The best way to understand this is to envision database tables as grids, like MS Excel. Each column in the grid contains a particular piece of information. In a customer table, for example, one column contains the customer number, another contains the customer name, and the address, city, state, and ZIP Code are all stored in their own columns.
Breaking Up Data It is extremely important to break data into multiple columns correctly. For example, city, state, and ZIP Code should always be separate columns. By breaking these out, it becomes possible to sort or filter data by specific columns (for example, to find all customers in a particular state or in a particular city). If city and state are combined into one column, it would be extremely difficult to sort or filter by state.
Datatype is a type of allowed data. Every table column has an associated datatype that allows specific data in that column.
A datatype defines what type of data the column can contain. For example, if the column is to contain a number, the datatype would be a numeric datatype. If the column were to contain dates, text, notes, currency amounts, and so on, the appropriate datatype would be used to specify this.

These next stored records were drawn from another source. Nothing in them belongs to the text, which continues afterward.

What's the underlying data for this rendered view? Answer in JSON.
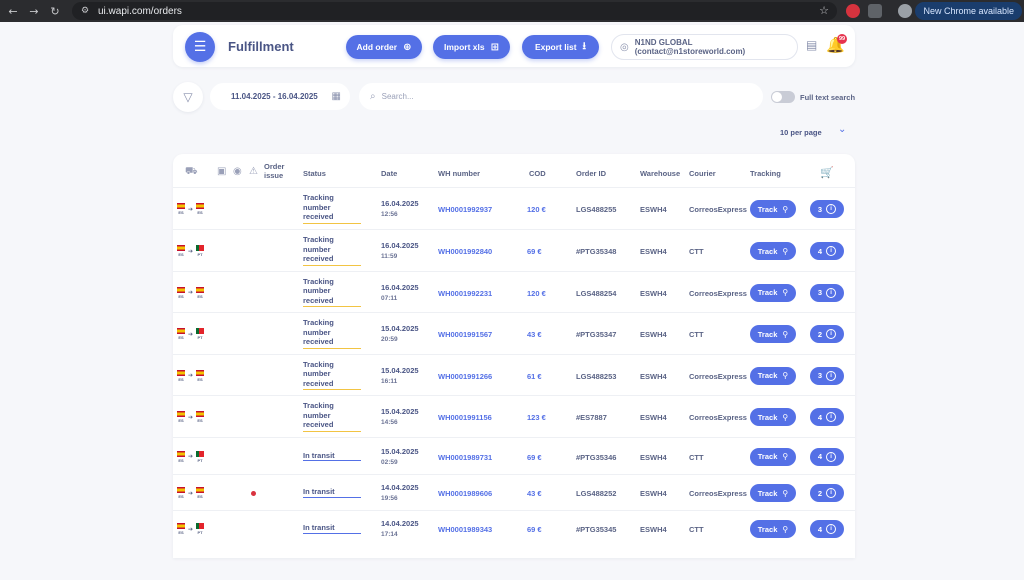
{
  "browser": {
    "url": "ui.wapi.com/orders",
    "new_chrome": "New Chrome available"
  },
  "header": {
    "title": "Fulfillment",
    "add_order": "Add order",
    "import_xls": "Import xls",
    "export_list": "Export list",
    "account": "N1ND GLOBAL (contact@n1storeworld.com)",
    "notification_count": "99"
  },
  "filters": {
    "date_range": "11.04.2025 - 16.04.2025",
    "search_placeholder": "Search...",
    "full_text_search": "Full text search",
    "per_page": "10 per page"
  },
  "table": {
    "headers": {
      "order_issue": "Order issue",
      "status": "Status",
      "date": "Date",
      "wh_number": "WH number",
      "cod": "COD",
      "order_id": "Order ID",
      "warehouse": "Warehouse",
      "courier": "Courier",
      "tracking": "Tracking"
    },
    "track_label": "Track",
    "rows": [
      {
        "from": "ES",
        "to": "ES",
        "issue": false,
        "status": "Tracking number received",
        "status_type": "yellow",
        "date": "16.04.2025",
        "time": "12:56",
        "wh": "WH0001992937",
        "cod": "120 €",
        "order_id": "LGS488255",
        "warehouse": "ESWH4",
        "courier": "CorreosExpress",
        "count": "3"
      },
      {
        "from": "ES",
        "to": "PT",
        "issue": false,
        "status": "Tracking number received",
        "status_type": "yellow",
        "date": "16.04.2025",
        "time": "11:59",
        "wh": "WH0001992840",
        "cod": "69 €",
        "order_id": "#PTG35348",
        "warehouse": "ESWH4",
        "courier": "CTT",
        "count": "4"
      },
      {
        "from": "ES",
        "to": "ES",
        "issue": false,
        "status": "Tracking number received",
        "status_type": "yellow",
        "date": "16.04.2025",
        "time": "07:11",
        "wh": "WH0001992231",
        "cod": "120 €",
        "order_id": "LGS488254",
        "warehouse": "ESWH4",
        "courier": "CorreosExpress",
        "count": "3"
      },
      {
        "from": "ES",
        "to": "PT",
        "issue": false,
        "status": "Tracking number received",
        "status_type": "yellow",
        "date": "15.04.2025",
        "time": "20:59",
        "wh": "WH0001991567",
        "cod": "43 €",
        "order_id": "#PTG35347",
        "warehouse": "ESWH4",
        "courier": "CTT",
        "count": "2"
      },
      {
        "from": "ES",
        "to": "ES",
        "issue": false,
        "status": "Tracking number received",
        "status_type": "yellow",
        "date": "15.04.2025",
        "time": "16:11",
        "wh": "WH0001991266",
        "cod": "61 €",
        "order_id": "LGS488253",
        "warehouse": "ESWH4",
        "courier": "CorreosExpress",
        "count": "3"
      },
      {
        "from": "ES",
        "to": "ES",
        "issue": false,
        "status": "Tracking number received",
        "status_type": "yellow",
        "date": "15.04.2025",
        "time": "14:56",
        "wh": "WH0001991156",
        "cod": "123 €",
        "order_id": "#ES7887",
        "warehouse": "ESWH4",
        "courier": "CorreosExpress",
        "count": "4"
      },
      {
        "from": "ES",
        "to": "PT",
        "issue": false,
        "status": "In transit",
        "status_type": "blue",
        "date": "15.04.2025",
        "time": "02:59",
        "wh": "WH0001989731",
        "cod": "69 €",
        "order_id": "#PTG35346",
        "warehouse": "ESWH4",
        "courier": "CTT",
        "count": "4"
      },
      {
        "from": "ES",
        "to": "ES",
        "issue": true,
        "status": "In transit",
        "status_type": "blue",
        "date": "14.04.2025",
        "time": "19:56",
        "wh": "WH0001989606",
        "cod": "43 €",
        "order_id": "LGS488252",
        "warehouse": "ESWH4",
        "courier": "CorreosExpress",
        "count": "2"
      },
      {
        "from": "ES",
        "to": "PT",
        "issue": false,
        "status": "In transit",
        "status_type": "blue",
        "date": "14.04.2025",
        "time": "17:14",
        "wh": "WH0001989343",
        "cod": "69 €",
        "order_id": "#PTG35345",
        "warehouse": "ESWH4",
        "courier": "CTT",
        "count": "4"
      }
    ]
  }
}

Datatypes restrict the type of data that can be stored in a column (for example, preventing the entry of alphabetical characters into a numeric field). Datatypes also help sort data correctly, and play an important role in optimizing disk usage. As such, special attention must be given to picking the right datatype when tables are created.updated